		coroutine.wrap(Data.Callback)(...)
	end
	for i,v in next, self.Yielded do
		self.Yielded[i] = nil
		coroutine.resume(v, ...)
	end
end
function InvokedBase:Connect(f)
	local Connection = self.INTERNAL_Reference
	local Timestamp = os.clock()
	local Data = {
		Disconnect = function(self)
			self.Connected = false
			Connection.Listeners[Timestamp] = nil
		end,
		Callback = f,
		Connected = true
	}
	
	Connection.Listeners[Timestamp] = Data
	return Data
end
function InvokedBase:Wait()
	local Connection = self.INTERNAL_Reference
	Connection.Yielded[#Connection.Yielded + 1] = coroutine.running()
	return coroutine.yield()
end

function Connection.new()
	local Meta = setmetatable({
		Listeners = {},
		Invoked = InvokedBase,
		Yielded = {}
	}, ConnectionBase)
	Meta.Invoked.INTERNAL_Reference = Meta
	
	return Meta
end
LoopBenchmark('BindableEvent', function()
	Instance.new'BindableEvent'
end, 10 ^ 5)
LoopBenchmark('Connection.new', function()
	Connection.new()
end, 10 ^ 5)

Result:

[+] Benchmark BindableEvent ran! Time taken: 0.068671999964863
[+] Benchmark Connection.new ran! Time taken: 0.049620099831372

The result is more favorable towards the benchmark that ran first, but either way Connection.new wins.
If you replace

LoopBenchmark('Connection.new', function()
	Connection.new()
end, 10 ^ 5)
LoopBenchmark('BindableEvent', function()
	Instance.new'BindableEvent'
end, 10 ^ 5)

with

LoopBenchmark('Connection.new', function()
	Connection.new().Invoked:Connect(print)
end, 10 ^ 5)
LoopBenchmark('BindableEvent', function()
	Instance.new'BindableEvent'.Event:Connect(print)
end, 10 ^ 5)

, the result would be:

[+] Benchmark Connection.new ran! Time taken: 0.072952100075781
[+] Benchmark BindableEvent ran! Time taken: 0.37662040023133

as you can see, this module is much faster when it comes to thousands of callbacks.

BTW the Destroy function is quite important, forgot to add that :sweat_smile:

1 Like

Funny because I implemented this just today before I read your post like you. Mine has :Wait(TimeOut).

The reason I needed to implement a custom one is bindable events have .Event:Connect() which sounds weird. I just want mine to be Signal:Listen()
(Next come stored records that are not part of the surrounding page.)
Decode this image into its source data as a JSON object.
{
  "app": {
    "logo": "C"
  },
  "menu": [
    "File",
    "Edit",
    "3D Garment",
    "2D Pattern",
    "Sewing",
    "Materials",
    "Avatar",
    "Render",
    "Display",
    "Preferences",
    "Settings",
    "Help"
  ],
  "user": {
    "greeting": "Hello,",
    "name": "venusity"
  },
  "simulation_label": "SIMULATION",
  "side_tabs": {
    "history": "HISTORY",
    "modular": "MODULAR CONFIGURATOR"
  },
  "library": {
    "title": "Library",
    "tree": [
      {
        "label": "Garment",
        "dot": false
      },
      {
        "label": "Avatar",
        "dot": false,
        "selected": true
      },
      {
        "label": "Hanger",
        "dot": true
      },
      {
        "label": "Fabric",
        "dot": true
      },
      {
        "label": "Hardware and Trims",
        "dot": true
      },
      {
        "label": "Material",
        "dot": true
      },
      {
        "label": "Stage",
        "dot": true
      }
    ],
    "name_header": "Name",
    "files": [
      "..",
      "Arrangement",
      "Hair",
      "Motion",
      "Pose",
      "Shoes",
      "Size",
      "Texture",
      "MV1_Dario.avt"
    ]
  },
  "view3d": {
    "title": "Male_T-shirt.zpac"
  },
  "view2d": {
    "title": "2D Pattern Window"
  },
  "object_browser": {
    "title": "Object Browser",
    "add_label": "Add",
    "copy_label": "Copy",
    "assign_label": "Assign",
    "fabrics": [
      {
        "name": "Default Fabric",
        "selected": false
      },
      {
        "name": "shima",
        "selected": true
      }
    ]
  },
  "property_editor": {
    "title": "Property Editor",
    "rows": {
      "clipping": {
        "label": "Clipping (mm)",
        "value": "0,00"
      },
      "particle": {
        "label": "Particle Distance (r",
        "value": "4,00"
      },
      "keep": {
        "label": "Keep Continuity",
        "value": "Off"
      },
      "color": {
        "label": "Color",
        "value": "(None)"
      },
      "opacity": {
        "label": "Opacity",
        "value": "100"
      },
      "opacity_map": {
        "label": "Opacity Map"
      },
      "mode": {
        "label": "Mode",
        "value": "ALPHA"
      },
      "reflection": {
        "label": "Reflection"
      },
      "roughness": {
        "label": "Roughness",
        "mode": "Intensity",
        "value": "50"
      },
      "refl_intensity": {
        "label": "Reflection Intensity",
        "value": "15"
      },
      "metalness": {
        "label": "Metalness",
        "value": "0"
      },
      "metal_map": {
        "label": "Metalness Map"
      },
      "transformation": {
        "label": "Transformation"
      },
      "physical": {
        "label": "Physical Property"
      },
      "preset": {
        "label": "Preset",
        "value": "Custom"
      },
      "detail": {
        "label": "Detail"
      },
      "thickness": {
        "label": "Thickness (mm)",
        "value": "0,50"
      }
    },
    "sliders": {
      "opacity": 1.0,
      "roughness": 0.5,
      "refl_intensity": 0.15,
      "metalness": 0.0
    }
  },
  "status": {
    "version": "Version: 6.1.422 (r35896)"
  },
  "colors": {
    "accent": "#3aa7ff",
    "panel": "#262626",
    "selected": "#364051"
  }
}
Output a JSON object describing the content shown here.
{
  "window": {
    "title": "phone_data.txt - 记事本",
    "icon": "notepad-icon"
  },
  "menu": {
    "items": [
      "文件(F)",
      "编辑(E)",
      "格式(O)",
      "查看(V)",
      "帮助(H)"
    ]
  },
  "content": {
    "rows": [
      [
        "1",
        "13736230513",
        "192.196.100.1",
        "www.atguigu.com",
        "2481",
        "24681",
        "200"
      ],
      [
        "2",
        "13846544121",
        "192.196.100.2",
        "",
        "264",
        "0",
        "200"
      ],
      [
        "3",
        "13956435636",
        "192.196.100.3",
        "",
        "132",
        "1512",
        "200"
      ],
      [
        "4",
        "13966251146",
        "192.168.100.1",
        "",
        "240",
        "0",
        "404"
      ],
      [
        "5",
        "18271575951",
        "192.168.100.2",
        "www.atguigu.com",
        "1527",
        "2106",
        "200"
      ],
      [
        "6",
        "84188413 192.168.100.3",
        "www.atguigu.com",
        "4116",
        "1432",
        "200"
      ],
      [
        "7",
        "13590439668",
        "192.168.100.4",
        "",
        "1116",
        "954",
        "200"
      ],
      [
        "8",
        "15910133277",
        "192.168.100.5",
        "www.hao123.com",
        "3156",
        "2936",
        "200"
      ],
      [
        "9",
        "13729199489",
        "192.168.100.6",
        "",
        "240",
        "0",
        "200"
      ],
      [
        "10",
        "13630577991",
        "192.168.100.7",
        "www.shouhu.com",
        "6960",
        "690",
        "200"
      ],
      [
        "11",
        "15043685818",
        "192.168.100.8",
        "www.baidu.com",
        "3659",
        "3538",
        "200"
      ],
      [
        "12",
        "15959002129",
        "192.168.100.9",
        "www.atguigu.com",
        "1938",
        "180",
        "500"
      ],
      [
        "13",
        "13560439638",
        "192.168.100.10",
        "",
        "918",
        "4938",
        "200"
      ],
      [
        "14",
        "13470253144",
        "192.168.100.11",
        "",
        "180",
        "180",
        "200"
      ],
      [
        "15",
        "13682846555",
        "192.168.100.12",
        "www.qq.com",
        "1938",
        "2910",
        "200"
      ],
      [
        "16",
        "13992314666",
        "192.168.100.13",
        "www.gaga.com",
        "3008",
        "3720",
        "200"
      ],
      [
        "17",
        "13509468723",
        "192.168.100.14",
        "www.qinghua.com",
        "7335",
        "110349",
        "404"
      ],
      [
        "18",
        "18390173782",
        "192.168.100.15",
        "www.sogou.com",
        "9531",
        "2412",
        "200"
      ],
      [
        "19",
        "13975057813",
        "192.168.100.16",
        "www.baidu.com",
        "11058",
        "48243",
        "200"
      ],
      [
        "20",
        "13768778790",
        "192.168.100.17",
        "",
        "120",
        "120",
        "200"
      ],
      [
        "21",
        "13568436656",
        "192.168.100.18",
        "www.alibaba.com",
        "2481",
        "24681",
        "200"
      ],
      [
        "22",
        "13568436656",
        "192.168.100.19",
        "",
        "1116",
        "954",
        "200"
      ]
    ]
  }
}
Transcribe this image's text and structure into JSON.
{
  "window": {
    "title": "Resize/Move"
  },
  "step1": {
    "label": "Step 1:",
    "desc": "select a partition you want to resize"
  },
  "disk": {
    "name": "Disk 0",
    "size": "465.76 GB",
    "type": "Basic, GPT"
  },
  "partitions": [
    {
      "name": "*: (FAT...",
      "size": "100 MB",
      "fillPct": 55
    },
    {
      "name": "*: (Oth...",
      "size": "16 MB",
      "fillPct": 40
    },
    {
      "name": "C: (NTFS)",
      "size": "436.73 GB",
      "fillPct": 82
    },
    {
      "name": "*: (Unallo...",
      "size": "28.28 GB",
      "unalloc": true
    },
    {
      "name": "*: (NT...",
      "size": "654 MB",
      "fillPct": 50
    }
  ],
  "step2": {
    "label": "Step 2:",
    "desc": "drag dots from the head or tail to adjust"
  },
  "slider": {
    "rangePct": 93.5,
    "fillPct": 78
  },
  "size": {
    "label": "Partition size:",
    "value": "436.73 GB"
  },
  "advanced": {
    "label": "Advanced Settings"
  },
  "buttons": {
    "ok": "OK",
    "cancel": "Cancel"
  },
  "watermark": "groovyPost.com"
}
So yah that’s the story.

[Update 1.0.1]

  • Fixed a rare occurrence which caused some weird issues

What was the rare occurrence, it would be helpful to know